Too much water, fertilizer bad for plant diversity

Mar 26, 2007

Too much of multiple good things -- water or nutrients, for example -- may decrease the diversity of plant life in an ecosystem while increasing the productivity of a few species, a UC Irvine scientist has discovered.

This finding provides a new explanation for why grasslands, lakes and rivers polluted with nitrogen and phosphorus, usually from agriculture, contain a limited number of plant species. For example, where the Mississippi River empties into the Gulf of Mexico, the water contains low levels of oxygen and high levels of nitrogen and phosphorus used in fertilizers resulting in reduced plant diversity.

"Our results show nutrient pollution can cause loss of plant species from a habitat that can persist for more than 100 years," said W. Stanley Harpole, postdoctoral researcher in ecology and evolutionary biology at UCI and first author of the study. "This means human actions that simplify habitats can lead to long-term loss of biodiversity."

This study appeared March 25 in the online edition of the journal Nature.

The findings are based on experiments conducted at the University of California's Sedgwick Reserve in the Santa Ynez Valley. Researchers applied combinations of water and nutrients -- including nitrogen, phosphorus and cations -- to plots of grassland and found that areas treated with all of the resources had the fewest number of species but the highest productivity of a select few plant types.

When the many resources that plants compete for become overly abundant, the environment simplifies, and an emphasis is placed on a single environmental factor such as space or sunlight. Only a few species best adapted to the new environmental conditions will thrive, Harpole said.

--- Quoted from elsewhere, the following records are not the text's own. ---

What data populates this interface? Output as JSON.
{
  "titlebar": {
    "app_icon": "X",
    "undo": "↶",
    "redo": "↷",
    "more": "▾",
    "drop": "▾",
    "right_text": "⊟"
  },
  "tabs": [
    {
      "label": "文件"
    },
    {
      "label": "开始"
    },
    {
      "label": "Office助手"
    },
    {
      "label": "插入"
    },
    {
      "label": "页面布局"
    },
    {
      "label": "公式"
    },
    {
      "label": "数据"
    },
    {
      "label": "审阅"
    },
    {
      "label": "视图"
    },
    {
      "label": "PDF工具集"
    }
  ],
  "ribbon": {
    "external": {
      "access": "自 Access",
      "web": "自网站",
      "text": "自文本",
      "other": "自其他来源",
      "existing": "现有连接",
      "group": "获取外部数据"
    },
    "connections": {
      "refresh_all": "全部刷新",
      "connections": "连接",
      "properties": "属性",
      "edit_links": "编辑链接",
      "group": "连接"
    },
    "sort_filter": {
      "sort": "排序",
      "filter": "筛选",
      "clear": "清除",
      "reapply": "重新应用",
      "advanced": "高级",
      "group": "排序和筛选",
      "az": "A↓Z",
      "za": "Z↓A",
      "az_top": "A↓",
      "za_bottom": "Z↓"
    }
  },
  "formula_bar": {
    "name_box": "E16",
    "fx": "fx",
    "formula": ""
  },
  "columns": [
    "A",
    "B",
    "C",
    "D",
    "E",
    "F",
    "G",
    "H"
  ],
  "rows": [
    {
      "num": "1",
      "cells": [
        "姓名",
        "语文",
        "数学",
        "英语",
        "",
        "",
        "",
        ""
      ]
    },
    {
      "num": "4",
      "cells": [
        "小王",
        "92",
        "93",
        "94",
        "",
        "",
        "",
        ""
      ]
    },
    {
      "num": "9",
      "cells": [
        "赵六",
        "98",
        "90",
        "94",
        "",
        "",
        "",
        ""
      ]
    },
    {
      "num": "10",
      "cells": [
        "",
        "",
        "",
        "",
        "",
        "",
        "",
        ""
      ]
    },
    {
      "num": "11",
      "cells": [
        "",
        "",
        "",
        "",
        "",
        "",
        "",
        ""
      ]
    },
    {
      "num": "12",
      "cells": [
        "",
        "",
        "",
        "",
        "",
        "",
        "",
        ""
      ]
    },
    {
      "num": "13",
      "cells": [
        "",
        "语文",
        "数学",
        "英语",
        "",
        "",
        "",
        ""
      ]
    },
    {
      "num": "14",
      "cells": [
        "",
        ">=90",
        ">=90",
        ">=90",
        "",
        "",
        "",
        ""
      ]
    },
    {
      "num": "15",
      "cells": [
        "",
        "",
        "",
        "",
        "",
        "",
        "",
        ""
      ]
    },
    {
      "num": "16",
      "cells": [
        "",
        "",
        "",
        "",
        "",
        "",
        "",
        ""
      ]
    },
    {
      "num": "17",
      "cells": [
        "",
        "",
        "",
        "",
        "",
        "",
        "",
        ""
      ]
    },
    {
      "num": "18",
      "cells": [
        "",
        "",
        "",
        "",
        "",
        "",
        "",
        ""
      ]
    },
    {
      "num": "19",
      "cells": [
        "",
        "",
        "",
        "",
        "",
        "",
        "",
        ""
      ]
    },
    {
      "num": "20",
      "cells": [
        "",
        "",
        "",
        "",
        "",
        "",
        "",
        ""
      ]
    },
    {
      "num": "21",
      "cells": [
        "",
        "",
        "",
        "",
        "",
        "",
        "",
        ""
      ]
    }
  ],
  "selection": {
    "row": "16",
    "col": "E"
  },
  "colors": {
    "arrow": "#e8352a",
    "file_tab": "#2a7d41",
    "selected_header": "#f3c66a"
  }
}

The experiment, combined with an analysis of a similar 150-year-old study, supports the scientists' theory that plant diversity is directly related to the number of limiting factors such as levels of nitrogen, phosphorus, potassium and water.

Source: University of California - Irvine

Explore further: New conversion process turns biomass 'waste' into lucrative chemical products (w/ Video)

add to favorites email to friend print save as pdf

Related Stories

A renewable bioplastic made from squid proteins

8 hours ago

In the central Northern Pacific is an area that may be the size of Texas called the Great Pacific Garbage Patch. Made up of tons of floating plastic debris, the patch is killing seabirds and poisoning marine ...

The RV Investigator's role in marine science

Dec 12, 2014

We know more about the surface of the moon than we do about our deepest oceans, and only 12% of the ocean floor within Australia's Exclusive Economic Zone has so far been mapped.

Plants with pocket-sized genomes

Dec 12, 2014

Members of Genlisea, a genus of carnivorous plants, possess the smallest genomes known in plants. To elucidate genomic evolution in the group as a whole, researchers have now surveyed a wider range of species, ...

Invasive species can dramatically alter landscapes

Dec 11, 2014

Invasive plant and animal species can cause dramatic and enduring changes to the geography and ecology of landscapes, a study from Purdue University and the University of Kentucky shows.

Recommended for you

'Hairclip' protein mechanism explained

6 hours ago

Research led by the Teichmann group on the Wellcome Genome Campus has identified a fundamental mechanism for controlling protein function. Published in the journal Science, the discovery has wide-ranging implications for bi ...

User comments : 0

Please sign in to add a comment. Registration is free, and takes less than a minute. Read more

Click here to reset your password.
Sign in to get notified via email when new comments are made.